Sunday, O'Donnell faced fourth-and-three from the Indy 47, took
a shotgun snap, stayed in the pocket for what seemed like an
eternity and fired a nine-yard completion to receiver Andre

On the next play O'Donnell said to receiver Ernie Mills, "Come
on, Ernie, let's go." Replied Mills, known to teammates as
E-Thrills because of his penchant for dynamic catches, "Just
give me a chance." The play was 80-Semi-move-Go. The Colts
blitzed, but the Steelers were waiting with their
maximum-protection package, and O'Donnell launched a perfect
pass down the right sideline. Mills had broken free by putting
an up-and-out move on cornerback Ashley Ambrose, and he cradled
the pass while dragging his left foot before going out of bounds
inside the one-yard-line. Two plays later Bam Morris bulled into
the end zone, and Pittsburgh had its winning points.

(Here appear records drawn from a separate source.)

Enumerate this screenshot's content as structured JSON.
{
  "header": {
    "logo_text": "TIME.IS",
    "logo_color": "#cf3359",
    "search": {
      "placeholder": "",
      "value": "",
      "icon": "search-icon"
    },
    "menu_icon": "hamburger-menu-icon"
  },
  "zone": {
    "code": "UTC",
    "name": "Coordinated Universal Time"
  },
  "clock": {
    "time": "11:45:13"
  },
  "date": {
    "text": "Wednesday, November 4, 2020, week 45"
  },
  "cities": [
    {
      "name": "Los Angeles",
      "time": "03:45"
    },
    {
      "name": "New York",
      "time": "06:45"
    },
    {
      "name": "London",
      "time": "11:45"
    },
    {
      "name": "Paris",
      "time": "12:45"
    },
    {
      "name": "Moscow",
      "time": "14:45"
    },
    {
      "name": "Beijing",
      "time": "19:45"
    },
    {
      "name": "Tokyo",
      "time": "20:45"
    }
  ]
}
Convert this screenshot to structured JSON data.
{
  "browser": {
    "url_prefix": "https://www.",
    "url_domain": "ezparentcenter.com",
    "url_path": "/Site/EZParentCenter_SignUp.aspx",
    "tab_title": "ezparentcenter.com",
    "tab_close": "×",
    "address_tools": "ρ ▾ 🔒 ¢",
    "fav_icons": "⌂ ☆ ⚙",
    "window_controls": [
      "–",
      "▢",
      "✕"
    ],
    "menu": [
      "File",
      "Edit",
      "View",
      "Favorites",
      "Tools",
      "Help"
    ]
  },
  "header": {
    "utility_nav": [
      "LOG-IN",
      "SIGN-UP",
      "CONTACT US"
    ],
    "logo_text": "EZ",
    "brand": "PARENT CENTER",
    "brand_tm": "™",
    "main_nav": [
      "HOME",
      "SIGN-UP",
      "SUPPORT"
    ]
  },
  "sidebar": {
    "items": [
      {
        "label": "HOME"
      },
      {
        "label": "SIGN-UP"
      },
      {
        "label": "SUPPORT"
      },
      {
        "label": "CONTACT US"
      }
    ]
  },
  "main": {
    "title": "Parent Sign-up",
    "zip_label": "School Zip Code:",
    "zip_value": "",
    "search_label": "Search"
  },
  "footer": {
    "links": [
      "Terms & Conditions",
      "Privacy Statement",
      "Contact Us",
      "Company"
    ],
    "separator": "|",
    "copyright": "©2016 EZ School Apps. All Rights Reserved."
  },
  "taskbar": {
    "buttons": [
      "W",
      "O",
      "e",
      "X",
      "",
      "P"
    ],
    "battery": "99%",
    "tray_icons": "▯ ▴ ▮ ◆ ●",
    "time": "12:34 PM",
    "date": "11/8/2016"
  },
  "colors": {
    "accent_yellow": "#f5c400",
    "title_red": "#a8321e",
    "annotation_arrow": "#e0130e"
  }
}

That drive would have extinguished a typical team, but Harbaugh
seems determined to reinvent himself as a sloppy version of Joe
Montana. If you like football, you simply must love this man.
Scrambling for his life in the final 90 seconds, Harbaugh fired
a fourth-down completion, dislocated the index finger on his
throwing hand, popped it back into place between plays and
eventually got the Colts to the Steeler 29 with six seconds
left. His Hail Mary pass was there for Bailey's taking, but
Steeler defenders Randy Fuller, Myron Bell and Darren Perry
collided with Bailey to help jar the ball loose. Bailey scooped
it up on the first hop and appeared to have scored, but the pass
was called incomplete, a call later confirmed by the replay.

The Steelers savored the moment. Among the more animated players
was long-haired linebacker Kevin Greene, who vows to trim his
flowing blond locks if the Steelers win the Super Bowl. After
leaving the locker room, Greene stood atop a snowbank outside
the stadium and told 1,000 delirious fans, "Let's go out and
kick some ass in the Super Bowl."

Most coaches would cringe at such a bold display of attitude,
but Cowher is no buttoned-down paranoiac. Two hours after the
game, with about 100 hearty fans remaining, Cowher strode to the
same spot where Greene had delivered his exhortation and
one-upped the wild-man pass rusher. Cowher tried to quiet the
fans, but they kept yelling for his autograph. "Hey!" he
screamed, holding out his hands to command their attention. "Let
me tell you something. We're not just gonna go to Arizona; we're
gonna go there and win. And then I promise: I'll come back here
and sign everything and anything."

He turned away from the throng and strode back to his office
like a champion.

COLOR PHOTO: GEORGE TIEDEMANN The Steelers covered Bailey (80) with a curtain of defenders, but he still almost stole the show. [Aaron Bailey attempting to catch football while surrounded by Pittsburgh Steeler defenders]COLOR PHOTO: KEITH SRAKOCIC/AP [See caption above--Aaron Bailey attempting to catch football while surrounded by Pittsburgh Steeler defenders]COLOR PHOTO: AL TIELEMANSMills's balletic fourth-quarter catch set up what proved to be Pittsburgh's winning touchdown. [Ernie Mills catching football]COLOR PHOTO: AL TIELEMANS Captain Comeback resembled Captain Crunch after getting hit by Brentson Buckner (96) and Lloyd. [Brentson Buckner and Greg Lloyd tackling Jim Harbaugh]COLOR PHOTO: JOHN IACONO The Colts corralled Morris on this dive from the one, but Bam bulled across for the TD on the next play. [Indianapolis Colt defenders stopping Bam Morris]